A lawsuit by three San Diego County charter school networks that said they were wrongfully denied state funding now represents all 308 of California’s charter schools that provide online, home school and other nontraditional learning.
Sacramento Superior Court Judge James Arguelles granted the plaintiffs in Reyes v. State of California class-action status in a recent court order. Attorneys for the charter school plaintiffs say this is the first class-action lawsuit involving charter schools in California’s history.
The 308 charter schools are called non-classroom-based charter schools because at least 20 percent of the learning occurs off campus. The schools often provide a range of virtual, at-home and in-person instruction.
Last fall three charter school networks based in San Diego County — The Classical Academies, The Learning Choice Academy and Springs Charter Schools — along with 13 charter school students sued the state for refusing to give the schools funding for new students they enrolled this school year.
As the pandemic forced many traditional schools to close and go online last year, thousands of families switched or tried to switch their students out of traditional public schools to these non-classroom-based charters, which have years of experience providing distance learning.

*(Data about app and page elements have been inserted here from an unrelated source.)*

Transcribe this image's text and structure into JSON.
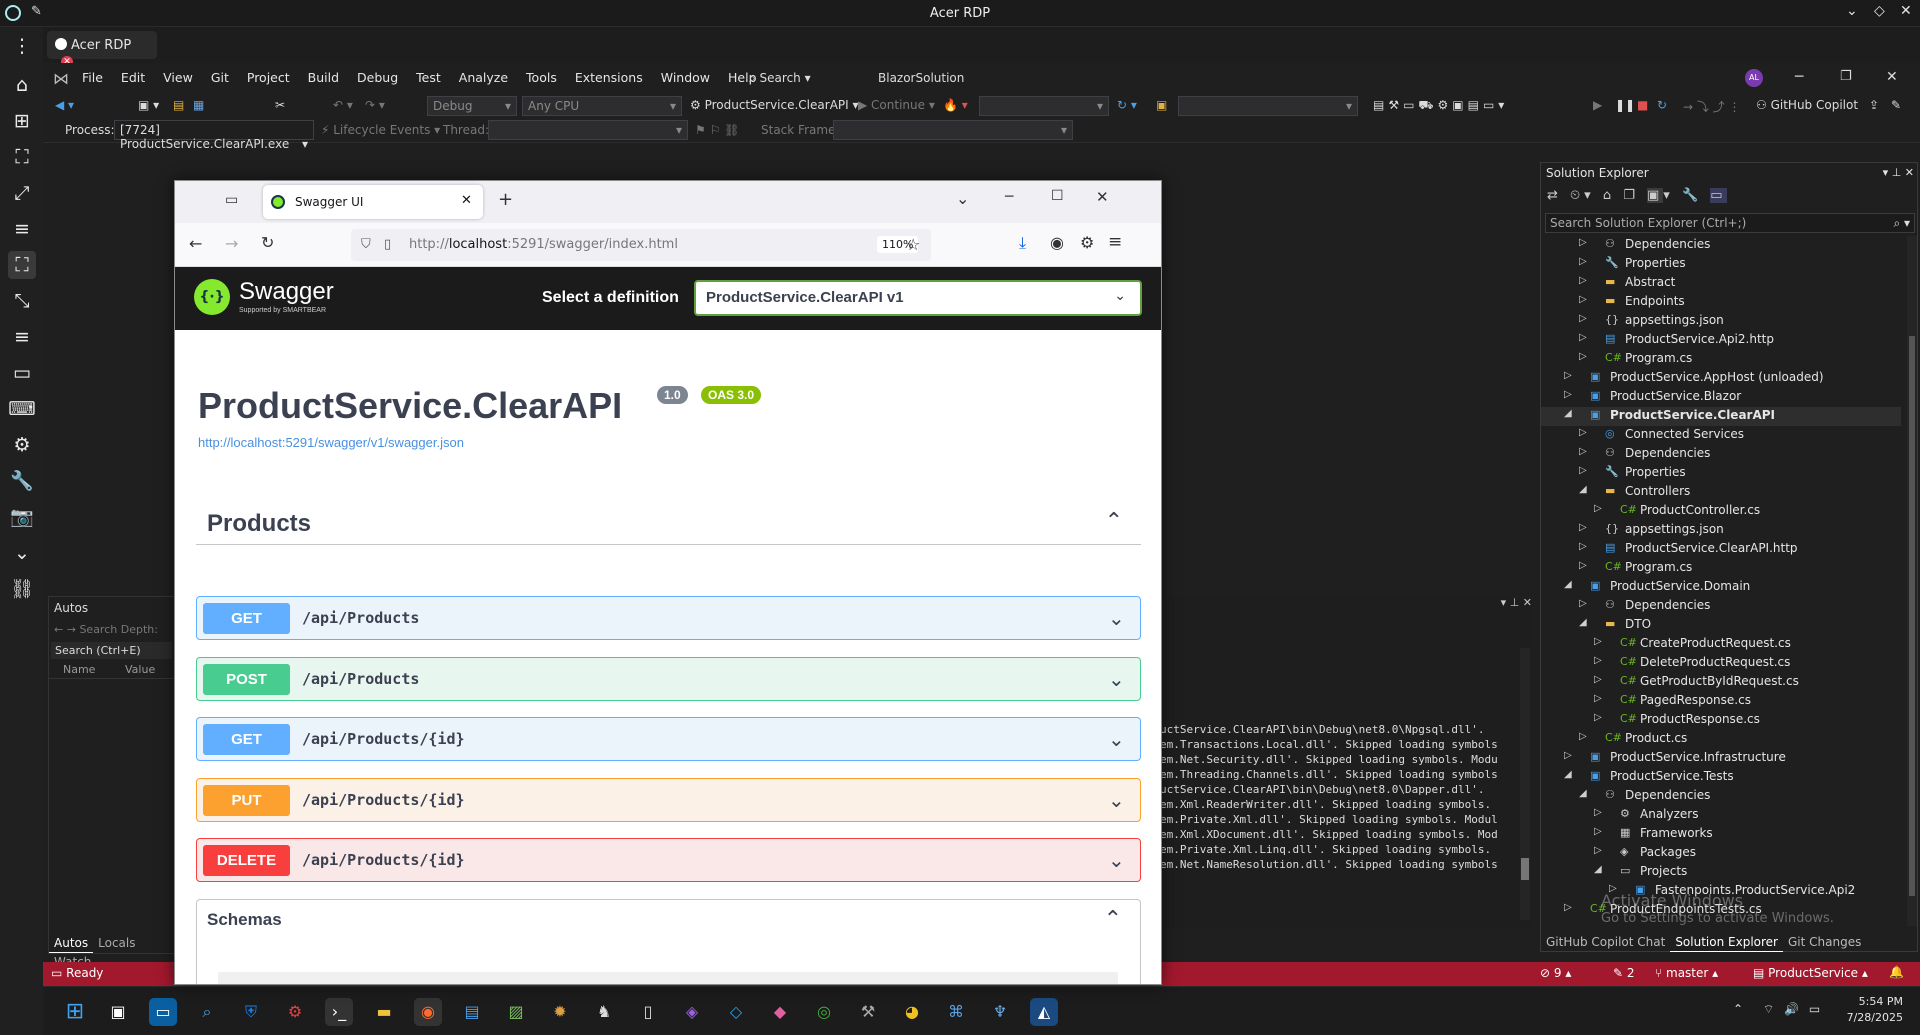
{
  "rdp": {
    "title": "Acer RDP",
    "tab_label": "Acer RDP"
  },
  "vs": {
    "menu": [
      "File",
      "Edit",
      "View",
      "Git",
      "Project",
      "Build",
      "Debug",
      "Test",
      "Analyze",
      "Tools",
      "Extensions",
      "Window",
      "Help"
    ],
    "search_label": "Search",
    "solution_name": "BlazorSolution",
    "avatar_initials": "AL",
    "config": "Debug",
    "platform": "Any CPU",
    "startup_project": "ProductService.ClearAPI",
    "continue_label": "Continue",
    "copilot_label": "GitHub Copilot",
    "process_label": "Process:",
    "process_value": "[7724] ProductService.ClearAPI.exe",
    "lifecycle_label": "Lifecycle Events",
    "thread_label": "Thread:",
    "stack_label": "Stack Frame:"
  },
  "solution_explorer": {
    "title": "Solution Explorer",
    "search_placeholder": "Search Solution Explorer (Ctrl+;)",
    "items": [
      {
        "label": "Dependencies",
        "depth": 2,
        "icon": "dependencies-icon"
      },
      {
        "label": "Properties",
        "depth": 2,
        "icon": "properties-icon"
      },
      {
        "label": "Abstract",
        "depth": 2,
        "icon": "folder-icon"
      },
      {
        "label": "Endpoints",
        "depth": 2,
        "icon": "folder-icon"
      },
      {
        "label": "appsettings.json",
        "depth": 2,
        "icon": "json-file-icon"
      },
      {
        "label": "ProductService.Api2.http",
        "depth": 2,
        "icon": "http-file-icon"
      },
      {
        "label": "Program.cs",
        "depth": 2,
        "icon": "csharp-file-icon"
      },
      {
        "label": "ProductService.AppHost (unloaded)",
        "depth": 1,
        "icon": "project-icon"
      },
      {
        "label": "ProductService.Blazor",
        "depth": 1,
        "icon": "project-icon"
      },
      {
        "label": "ProductService.ClearAPI",
        "depth": 1,
        "icon": "project-icon",
        "selected": true
      },
      {
        "label": "Connected Services",
        "depth": 2,
        "icon": "connected-services-icon"
      },
      {
        "label": "Dependencies",
        "depth": 2,
        "icon": "dependencies-icon"
      },
      {
        "label": "Properties",
        "depth": 2,
        "icon": "properties-icon"
      },
      {
        "label": "Controllers",
        "depth": 2,
        "icon": "folder-icon"
      },
      {
        "label": "ProductController.cs",
        "depth": 3,
        "icon": "csharp-file-icon"
      },
      {
        "label": "appsettings.json",
        "depth": 2,
        "icon": "json-file-icon"
      },
      {
        "label": "ProductService.ClearAPI.http",
        "depth": 2,
        "icon": "http-file-icon"
      },
      {
        "label": "Program.cs",
        "depth": 2,
        "icon": "csharp-file-icon"
      },
      {
        "label": "ProductService.Domain",
        "depth": 1,
        "icon": "project-icon"
      },
      {
        "label": "Dependencies",
        "depth": 2,
        "icon": "dependencies-icon"
      },
      {
        "label": "DTO",
        "depth": 2,
        "icon": "folder-icon"
      },
      {
        "label": "CreateProductRequest.cs",
        "depth": 3,
        "icon": "csharp-file-icon"
      },
      {
        "label": "DeleteProductRequest.cs",
        "depth": 3,
        "icon": "csharp-file-icon"
      },
      {
        "label": "GetProductByIdRequest.cs",
        "depth": 3,
        "icon": "csharp-file-icon"
      },
      {
        "label": "PagedResponse.cs",
        "depth": 3,
        "icon": "csharp-file-icon"
      },
      {
        "label": "ProductResponse.cs",
        "depth": 3,
        "icon": "csharp-file-icon"
      },
      {
        "label": "Product.cs",
        "depth": 2,
        "icon": "csharp-file-icon"
      },
      {
        "label": "ProductService.Infrastructure",
        "depth": 1,
        "icon": "project-icon"
      },
      {
        "label": "ProductService.Tests",
        "depth": 1,
        "icon": "project-icon"
      },
      {
        "label": "Dependencies",
        "depth": 2,
        "icon": "dependencies-icon"
      },
      {
        "label": "Analyzers",
        "depth": 3,
        "icon": "analyzer-icon"
      },
      {
        "label": "Frameworks",
        "depth": 3,
        "icon": "framework-icon"
      },
      {
        "label": "Packages",
        "depth": 3,
        "icon": "package-icon"
      },
      {
        "label": "Projects",
        "depth": 3,
        "icon": "projects-icon"
      },
      {
        "label": "Fastenpoints.ProductService.Api2",
        "depth": 4,
        "icon": "project-icon"
      },
      {
        "label": "ProductEndpointsTests.cs",
        "depth": 1,
        "icon": "csharp-file-icon"
      }
    ],
    "watermark_1": "Activate Windows",
    "watermark_2": "Go to Settings to activate Windows.",
    "bottom_tabs": [
      "GitHub Copilot Chat",
      "Solution Explorer",
      "Git Changes"
    ]
  },
  "autos": {
    "title": "Autos",
    "search_depth": "Search Depth:",
    "search": "Search (Ctrl+E)",
    "col_name": "Name",
    "col_value": "Value",
    "tabs": [
      "Autos",
      "Locals",
      "Watch"
    ]
  },
  "output": {
    "lines": [
      "uctService.ClearAPI\\bin\\Debug\\net8.0\\Npgsql.dll'. ",
      "em.Transactions.Local.dll'. Skipped loading symbols",
      "em.Net.Security.dll'. Skipped loading symbols. Modu",
      "em.Threading.Channels.dll'. Skipped loading symbols",
      "uctService.ClearAPI\\bin\\Debug\\net8.0\\Dapper.dll'. ",
      "em.Xml.ReaderWriter.dll'. Skipped loading symbols. ",
      "em.Private.Xml.dll'. Skipped loading symbols. Modul",
      "em.Xml.XDocument.dll'. Skipped loading symbols. Mod",
      "em.Private.Xml.Linq.dll'. Skipped loading symbols. ",
      "em.Net.NameResolution.dll'. Skipped loading symbols"
    ]
  },
  "status": {
    "ready": "Ready",
    "errors": "9",
    "edits": "2",
    "branch": "master",
    "repo": "ProductService"
  },
  "taskbar": {
    "time": "5:54 PM",
    "date": "7/28/2025"
  },
  "firefox": {
    "tab_title": "Swagger UI",
    "url_prefix": "http://",
    "url_host": "localhost",
    "url_rest": ":5291/swagger/index.html",
    "zoom": "110%"
  },
  "swagger": {
    "brand": "Swagger",
    "brand_sub": "Supported by SMARTBEAR",
    "select_label": "Select a definition",
    "definition": "ProductService.ClearAPI v1",
    "api_title": "ProductService.ClearAPI",
    "version_badge": "1.0",
    "oas_badge": "OAS 3.0",
    "spec_url": "http://localhost:5291/swagger/v1/swagger.json",
    "section": "Products",
    "operations": [
      {
        "method": "GET",
        "path": "/api/Products",
        "color": "#61affe",
        "bg": "#ebf3fb"
      },
      {
        "method": "POST",
        "path": "/api/Products",
        "color": "#49cc90",
        "bg": "#e8f6f0"
      },
      {
        "method": "GET",
        "path": "/api/Products/{id}",
        "color": "#61affe",
        "bg": "#ebf3fb"
      },
      {
        "method": "PUT",
        "path": "/api/Products/{id}",
        "color": "#fca130",
        "bg": "#fbf1e6"
      },
      {
        "method": "DELETE",
        "path": "/api/Products/{id}",
        "color": "#f93e3e",
        "bg": "#fae7e7"
      }
    ],
    "schemas": "Schemas"
  }
}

Meanwhile many school districts were struggling to adapt to distance learning and faced losing students.